Chancellor William Aycock instructed McGuire to clean up his program or face consequences. In response, McGuire informed he was leaving to go coach Wilt Chamberlain and the Philadelphia 76ers. Waiting in McGuire’s car for the meeting to end was 30-year-old assistant Dean Smith. Aycock called him in and hired him on the spot.

The first few seasons were bumpy: UNC shortened Dean’s first regular season as a result of the scandal, and the following seasons were mediocre. By Dean’s fourth year, fans wanted results and weren’t getting them: The team had struggled to a 6-6 record and constant lineup changes were frustrating the players, even senior star Billy Cunningham and talented sophomore Bob Lewis.

After the Tar Heels’ fourth loss in a row, a humiliating 107-85 defeat to Wake Forest in Winston-Salem, the team bus return to Woollen Gym to find a crowd of students waiting for them. Hanging from a nearby tree was a dummy: Dean later said that he knew it was him from the big nose it sported. “We want Smith!” the crowd hollered. Dean instructed his players to stay on the bus so he could face the crowd alone. But before he could, Billy Cunningham stormed off the bus, marched over to the tree, and ripped the dummy down.

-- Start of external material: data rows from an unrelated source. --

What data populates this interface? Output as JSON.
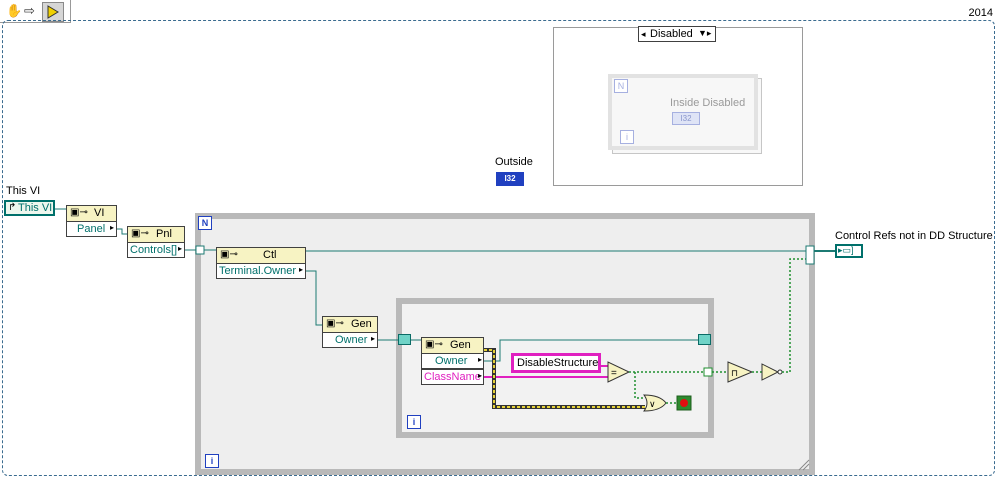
{
  "version": "2014",
  "toolbar": {
    "icons": [
      "hand-icon",
      "arrow-icon",
      "run-icon"
    ]
  },
  "disabled_structure": {
    "selector_label": "Disabled",
    "inside_label": "Inside Disabled",
    "loop_n": "N",
    "loop_i": "i",
    "i32_text": "I32"
  },
  "outside": {
    "label": "Outside",
    "i32_text": "I32"
  },
  "this_vi": {
    "title": "This VI",
    "constant_label": "This VI"
  },
  "nodes": {
    "vi_node": {
      "title": "VI",
      "property": "Panel"
    },
    "pnl_node": {
      "title": "Pnl",
      "property": "Controls[]"
    },
    "ctl_node": {
      "title": "Ctl",
      "property": "Terminal.Owner"
    },
    "gen_node_outer": {
      "title": "Gen",
      "property": "Owner"
    },
    "gen_node_inner": {
      "title": "Gen",
      "property_1": "Owner",
      "property_2": "ClassName"
    }
  },
  "string_constant": "DisableStructure",
  "loop_labels": {
    "outer_n": "N",
    "outer_i": "i",
    "inner_i": "i"
  },
  "output": {
    "label": "Control Refs not in DD Structure"
  }
}
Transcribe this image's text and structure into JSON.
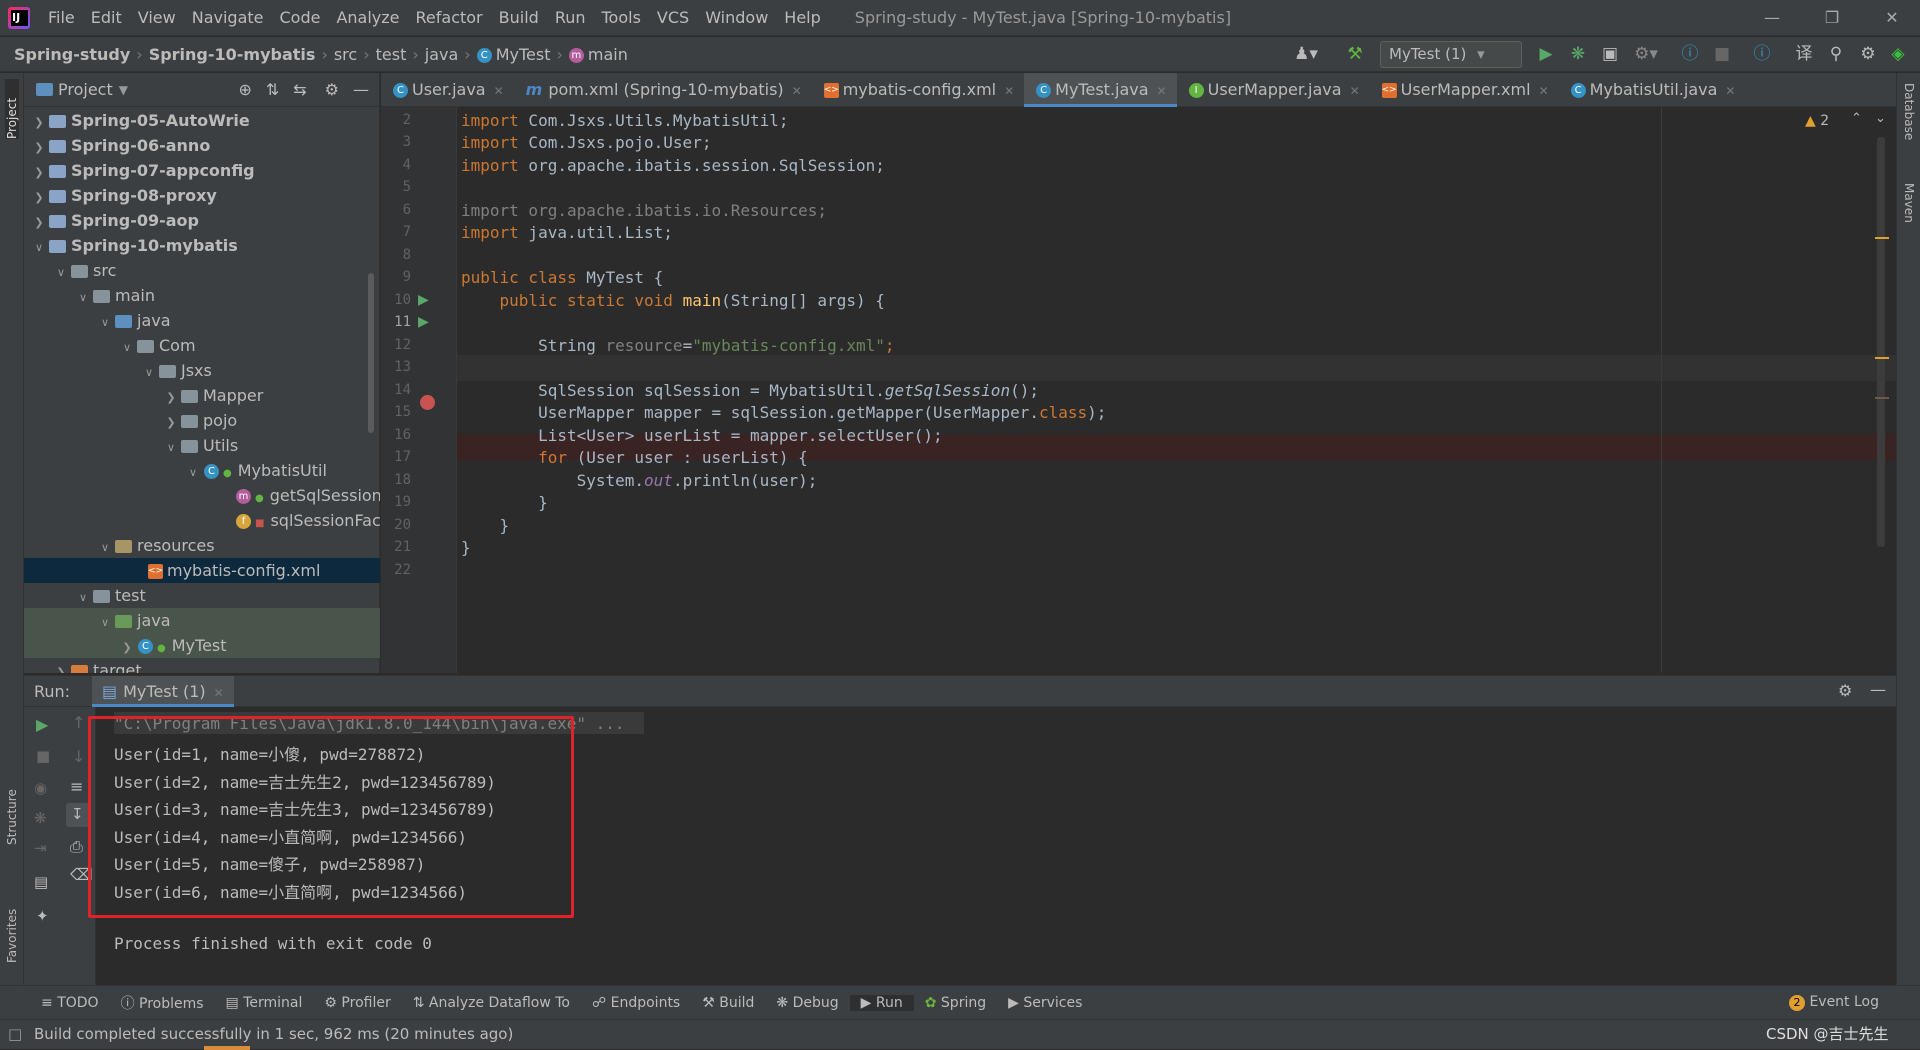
{
  "menu": [
    "File",
    "Edit",
    "View",
    "Navigate",
    "Code",
    "Analyze",
    "Refactor",
    "Build",
    "Run",
    "Tools",
    "VCS",
    "Window",
    "Help"
  ],
  "window_title": "Spring-study - MyTest.java [Spring-10-mybatis]",
  "breadcrumb": {
    "project": "Spring-study",
    "module": "Spring-10-mybatis",
    "src": "src",
    "test": "test",
    "java": "java",
    "class": "MyTest",
    "method": "main"
  },
  "run_config": "MyTest (1)",
  "project_panel": {
    "title": "Project"
  },
  "tree": [
    {
      "label": "Spring-05-AutoWrie",
      "bold": true
    },
    {
      "label": "Spring-06-anno",
      "bold": true
    },
    {
      "label": "Spring-07-appconfig",
      "bold": true
    },
    {
      "label": "Spring-08-proxy",
      "bold": true
    },
    {
      "label": "Spring-09-aop",
      "bold": true
    },
    {
      "label": "Spring-10-mybatis",
      "bold": true
    },
    {
      "label": "src"
    },
    {
      "label": "main"
    },
    {
      "label": "java"
    },
    {
      "label": "Com"
    },
    {
      "label": "Jsxs"
    },
    {
      "label": "Mapper"
    },
    {
      "label": "pojo"
    },
    {
      "label": "Utils"
    },
    {
      "label": "MybatisUtil"
    },
    {
      "label": "getSqlSession"
    },
    {
      "label": "sqlSessionFactory"
    },
    {
      "label": "resources"
    },
    {
      "label": "mybatis-config.xml"
    },
    {
      "label": "test"
    },
    {
      "label": "java"
    },
    {
      "label": "MyTest"
    },
    {
      "label": "target"
    }
  ],
  "tabs": [
    "User.java",
    "pom.xml (Spring-10-mybatis)",
    "mybatis-config.xml",
    "MyTest.java",
    "UserMapper.java",
    "UserMapper.xml",
    "MybatisUtil.java"
  ],
  "warnings": "2",
  "line_numbers": [
    "2",
    "3",
    "4",
    "5",
    "6",
    "7",
    "8",
    "9",
    "10",
    "11",
    "12",
    "13",
    "14",
    "15",
    "16",
    "17",
    "18",
    "19",
    "20",
    "21",
    "22"
  ],
  "code": {
    "l2a": "import",
    "l2b": " Com.Jsxs.Utils.MybatisUtil;",
    "l3a": "import",
    "l3b": " Com.Jsxs.pojo.User;",
    "l4a": "import",
    "l4b": " org.apache.ibatis.session.SqlSession;",
    "l6": "import org.apache.ibatis.io.Resources;",
    "l7a": "import",
    "l7b": " java.util.List;",
    "l9a": "public class",
    "l9b": " MyTest {",
    "l10a": "    public static void ",
    "l10b": "main",
    "l10c": "(String[] args) {",
    "l12a": "        String ",
    "l12b": "resource",
    "l12c": "=",
    "l12d": "\"mybatis-config.xml\"",
    "l12e": ";",
    "l14a": "        SqlSession sqlSession = MybatisUtil.",
    "l14b": "getSqlSession",
    "l14c": "();",
    "l15a": "        UserMapper mapper = sqlSession.getMapper(UserMapper.",
    "l15b": "class",
    "l15c": ");",
    "l16": "        List<User> userList = mapper.selectUser();",
    "l17a": "        for",
    "l17b": " (User user : userList) {",
    "l18a": "            System.",
    "l18b": "out",
    "l18c": ".println(user);",
    "l19": "        }",
    "l20": "    }",
    "l21": "}"
  },
  "run_panel": {
    "label": "Run:",
    "tab": "MyTest (1)"
  },
  "console": [
    "\"C:\\Program Files\\Java\\jdk1.8.0_144\\bin\\java.exe\" ...",
    "User(id=1, name=小傻, pwd=278872)",
    "User(id=2, name=吉士先生2, pwd=123456789)",
    "User(id=3, name=吉士先生3, pwd=123456789)",
    "User(id=4, name=小直简啊, pwd=1234566)",
    "User(id=5, name=傻子, pwd=258987)",
    "User(id=6, name=小直简啊, pwd=1234566)",
    "",
    "Process finished with exit code 0"
  ],
  "bottom_tabs": [
    "TODO",
    "Problems",
    "Terminal",
    "Profiler",
    "Analyze Dataflow To",
    "Endpoints",
    "Build",
    "Debug",
    "Run",
    "Spring",
    "Services"
  ],
  "event_log": {
    "count": "2",
    "label": "Event Log"
  },
  "status": "Build completed successfully in 1 sec, 962 ms (20 minutes ago)",
  "watermark": "CSDN @吉士先生",
  "side_labels": {
    "project": "Project",
    "structure": "Structure",
    "favorites": "Favorites",
    "database": "Database",
    "maven": "Maven"
  },
  "colors": {
    "breakpoint": "#c75450",
    "highlight_box": "#e0222a",
    "selection": "#0d293e"
  }
}
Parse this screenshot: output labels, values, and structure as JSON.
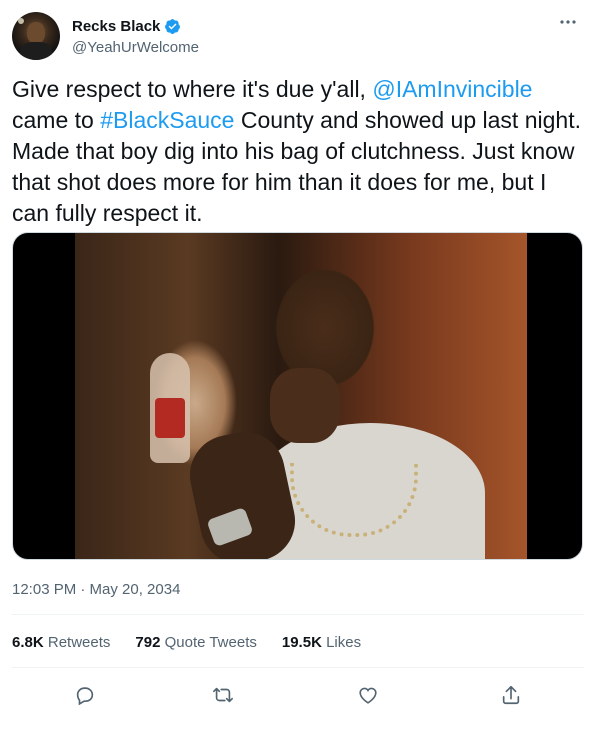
{
  "author": {
    "display_name": "Recks Black",
    "handle": "@YeahUrWelcome",
    "verified": true,
    "avatar_icon": "profile-photo"
  },
  "tweet": {
    "text_1": "Give respect to where it's due y'all, ",
    "mention": "@IAmInvincible",
    "text_2": " came to ",
    "hashtag": "#BlackSauce",
    "text_3": " County and showed up last night. Made that boy dig into his bag of clutchness. Just know that shot does more for him than it does for me, but I can fully respect it."
  },
  "meta": {
    "timestamp": "12:03 PM · May 20, 2034"
  },
  "stats": {
    "retweets_count": "6.8K",
    "retweets_label": "Retweets",
    "quotes_count": "792",
    "quotes_label": "Quote Tweets",
    "likes_count": "19.5K",
    "likes_label": "Likes"
  },
  "actions": [
    "reply-icon",
    "retweet-icon",
    "like-icon",
    "share-icon"
  ],
  "colors": {
    "accent": "#1d9bf0",
    "text": "#0f1419",
    "secondary": "#536471"
  }
}
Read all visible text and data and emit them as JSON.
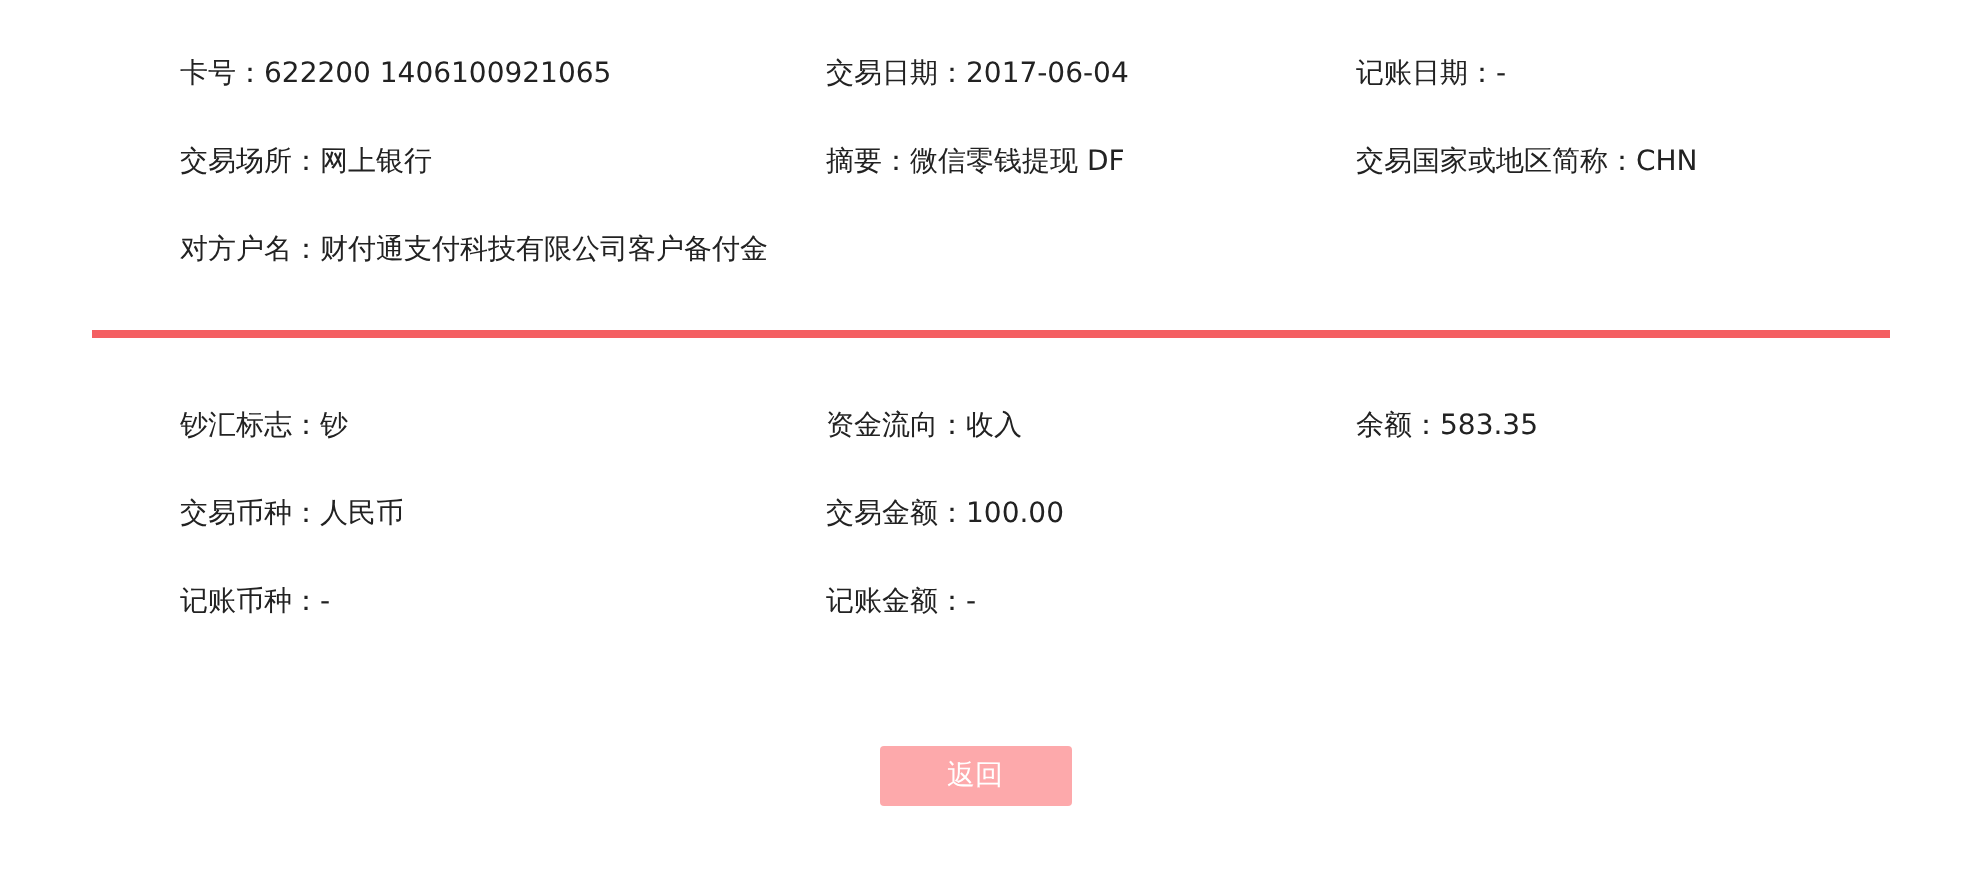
{
  "sections": [
    {
      "rows": [
        [
          "卡号：622200 1406100921065",
          "交易日期：2017-06-04",
          "记账日期：-"
        ],
        [
          "交易场所：网上银行",
          "摘要：微信零钱提现 DF",
          "交易国家或地区简称：CHN"
        ],
        [
          "对方户名：财付通支付科技有限公司客户备付金"
        ]
      ]
    },
    {
      "rows": [
        [
          "钞汇标志：钞",
          "资金流向：收入",
          "余额：583.35"
        ],
        [
          "交易币种：人民币",
          "交易金额：100.00"
        ],
        [
          "记账币种：-",
          "记账金额：-"
        ]
      ]
    }
  ],
  "back_button": {
    "label": "返回"
  }
}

Three days later, the Tar Heels faced off against the sixth-ranked Duke Blue Devils in Cameron. Vic Bubas’ squad were the rulers of the ACC, in the middle of a four-year run of four straight conference titles and three Final Fours. Led by stars Jack Marin and Bob Verga, they were expected to drop the Tar Heels easily.

But Dean’s squad, rallying on behalf of their coach, gave a fantastic defensive effort, holding a Blue Devil team that averaged 92 points a game to just 62 in their own barn. The Tar Heels prevailed, 65-62. The win would resuscitate their season: They won 9 of their last 11 games and ended the regular season on a seven-game win streak.

When the victorious Tar Heels returned to Chapel Hill, they found another crowd waiting for them. There was no dummy hanging, but the chant was the same: “We want Smith!” The same students who had hung their coach in effigy just three days earlier now wanted him to come out and bask in his victory.

Dean wouldn’t speak to them: “I’ve got something tight around my throat,” he said. “It makes it hard to talk.”